TWO PHOTOS

ART SHAY

SHORT SHORTS bothered some pretty U.S. girl track stars who said tight uniforms (above) were uncomfortable. But Brazilian Volleyballer Hilda Lassen (opposite, page) didn't seem to mind, enjoyed shot-put lesson from Bill Nieder while grinning Pole Vault Star Don Bragg kibitzed.

MAP
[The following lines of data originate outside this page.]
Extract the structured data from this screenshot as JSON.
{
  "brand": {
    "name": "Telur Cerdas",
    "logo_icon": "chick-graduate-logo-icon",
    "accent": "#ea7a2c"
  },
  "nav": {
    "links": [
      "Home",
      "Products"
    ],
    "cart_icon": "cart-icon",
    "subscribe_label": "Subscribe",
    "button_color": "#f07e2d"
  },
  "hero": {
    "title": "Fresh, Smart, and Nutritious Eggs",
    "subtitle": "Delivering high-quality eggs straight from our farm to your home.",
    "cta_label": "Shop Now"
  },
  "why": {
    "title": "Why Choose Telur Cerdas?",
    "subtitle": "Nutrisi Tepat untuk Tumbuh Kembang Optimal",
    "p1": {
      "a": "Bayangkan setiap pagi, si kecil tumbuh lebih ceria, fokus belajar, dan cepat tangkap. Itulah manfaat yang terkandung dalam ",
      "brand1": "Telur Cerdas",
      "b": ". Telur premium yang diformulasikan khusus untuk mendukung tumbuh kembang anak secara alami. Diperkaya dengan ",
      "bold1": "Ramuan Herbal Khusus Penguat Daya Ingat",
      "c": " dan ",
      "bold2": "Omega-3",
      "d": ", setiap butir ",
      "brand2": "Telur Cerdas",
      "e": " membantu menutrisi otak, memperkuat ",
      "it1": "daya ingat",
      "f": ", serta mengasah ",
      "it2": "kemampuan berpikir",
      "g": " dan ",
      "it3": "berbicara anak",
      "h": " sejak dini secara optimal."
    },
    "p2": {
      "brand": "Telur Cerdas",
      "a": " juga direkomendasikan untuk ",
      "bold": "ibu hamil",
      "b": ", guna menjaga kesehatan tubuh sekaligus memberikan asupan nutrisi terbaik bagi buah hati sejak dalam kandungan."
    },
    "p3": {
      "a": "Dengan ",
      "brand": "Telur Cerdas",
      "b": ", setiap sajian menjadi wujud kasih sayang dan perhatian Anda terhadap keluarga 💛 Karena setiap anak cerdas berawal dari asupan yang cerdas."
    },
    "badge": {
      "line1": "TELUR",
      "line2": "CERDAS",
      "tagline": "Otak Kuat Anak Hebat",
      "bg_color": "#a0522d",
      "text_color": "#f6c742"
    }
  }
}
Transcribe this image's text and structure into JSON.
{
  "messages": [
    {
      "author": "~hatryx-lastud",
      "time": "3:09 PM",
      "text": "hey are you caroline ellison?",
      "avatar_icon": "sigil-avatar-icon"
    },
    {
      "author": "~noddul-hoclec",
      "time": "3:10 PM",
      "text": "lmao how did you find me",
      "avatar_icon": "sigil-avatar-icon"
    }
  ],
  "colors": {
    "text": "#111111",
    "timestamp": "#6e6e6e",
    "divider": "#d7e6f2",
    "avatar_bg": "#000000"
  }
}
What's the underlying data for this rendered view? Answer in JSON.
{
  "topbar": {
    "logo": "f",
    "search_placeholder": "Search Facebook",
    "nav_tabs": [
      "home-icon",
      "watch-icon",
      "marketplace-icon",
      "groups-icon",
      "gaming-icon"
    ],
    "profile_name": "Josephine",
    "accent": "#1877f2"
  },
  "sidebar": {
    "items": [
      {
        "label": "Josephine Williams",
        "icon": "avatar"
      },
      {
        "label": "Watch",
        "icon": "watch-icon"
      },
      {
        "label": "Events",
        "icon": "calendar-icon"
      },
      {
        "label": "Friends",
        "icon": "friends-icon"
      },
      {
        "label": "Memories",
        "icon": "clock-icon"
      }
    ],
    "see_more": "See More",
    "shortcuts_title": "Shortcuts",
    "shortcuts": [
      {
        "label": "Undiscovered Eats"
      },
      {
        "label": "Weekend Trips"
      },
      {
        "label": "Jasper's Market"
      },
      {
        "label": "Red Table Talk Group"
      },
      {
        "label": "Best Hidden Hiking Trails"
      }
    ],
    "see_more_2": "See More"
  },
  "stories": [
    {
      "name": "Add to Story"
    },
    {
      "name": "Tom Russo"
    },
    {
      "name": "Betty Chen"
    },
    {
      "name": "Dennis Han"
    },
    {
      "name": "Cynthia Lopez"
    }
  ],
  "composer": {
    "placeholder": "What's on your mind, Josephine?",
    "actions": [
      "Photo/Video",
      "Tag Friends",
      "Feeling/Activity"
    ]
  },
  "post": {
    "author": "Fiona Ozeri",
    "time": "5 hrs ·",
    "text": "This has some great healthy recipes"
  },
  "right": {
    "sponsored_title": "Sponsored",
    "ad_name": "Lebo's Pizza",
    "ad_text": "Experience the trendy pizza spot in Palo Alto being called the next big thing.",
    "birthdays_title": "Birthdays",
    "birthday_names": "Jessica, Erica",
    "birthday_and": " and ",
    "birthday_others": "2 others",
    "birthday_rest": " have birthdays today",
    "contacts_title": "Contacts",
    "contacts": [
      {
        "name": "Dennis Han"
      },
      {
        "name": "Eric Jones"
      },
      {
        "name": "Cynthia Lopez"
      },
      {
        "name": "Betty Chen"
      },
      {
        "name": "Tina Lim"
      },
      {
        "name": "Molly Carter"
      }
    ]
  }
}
TWENTY-FOUR NATIONS of the Western Hemisphere entered teams of athletes in the third quadrennial Pan American Games at Chicago. Largest entry, except for that of host country United States, came from Brazil. Figures on map below show population of each country, number of athletes competing, number of sports entered.

THE NATIONS COMPETING AT CHICAGO

UNITED STATES OF AMERICA

174,064,000

406 in 27

BERMUDA

42,040

12 in 2

CANADA

16,080,791

176 in 20

BAHAMAS

116,530

19 in 1

DOMINICAN REPUBLIC

2,698,000

49 in 7

MEXICO

31,454,190

204 in 24

CUBA

6,410,000

140 in 19

HONDURAS

1,769,000

Not competing

HAITI

3,384,000

38 in 5

GUATEMALA

3,430,000

23 in 8

PUERTO RICO

2,287,703

149 in 15

NICARAGUA

1,331,000

21 in 2

EL SALVADOR

2,350,000

37 in 5

COSTA RICA

1,72,000

43 in 4

PANAMA

960,000

28 in 7

COLOMBIA

13,227,480

Not competing

ECUADOR

3,890,000

32 in 9

VENEZUELA

6,129,700

135 in 18

BRITISH GUIANA

508,000

19 in 5

DUTCH GUIANA

250,000

Not competing

PERU

9,923,000

89 in 12

BRAZIL

63,101,627

224 in 24

BOLIVIA

3,273,000

Not competing

PARAGUAY

1,638,000

Not competing

CHILE

7,121,000

102 in 14

ARGENTINA

19,857,700

148 in 19

URUGUAY

2,300,000

36 in 12

JAMICA

ST. MAARTEEN

SABA

ST. EUSTATIUS

NETHERLANDS ANTILLES

186,597

19 in 4

ARUBA

BONAIRE

CURACAO

WEST INDIES FEDERATION

3,108,000

48 in 9

ANGUILLA

ST. CHRISTOPHER

NEVIS

ANTIGUA

MONTSERRAT

DOMINICA

ST. LUCIA

ST. VINCENT

BARBAOOS

GRENADA

TOBAGO

TRINIDAD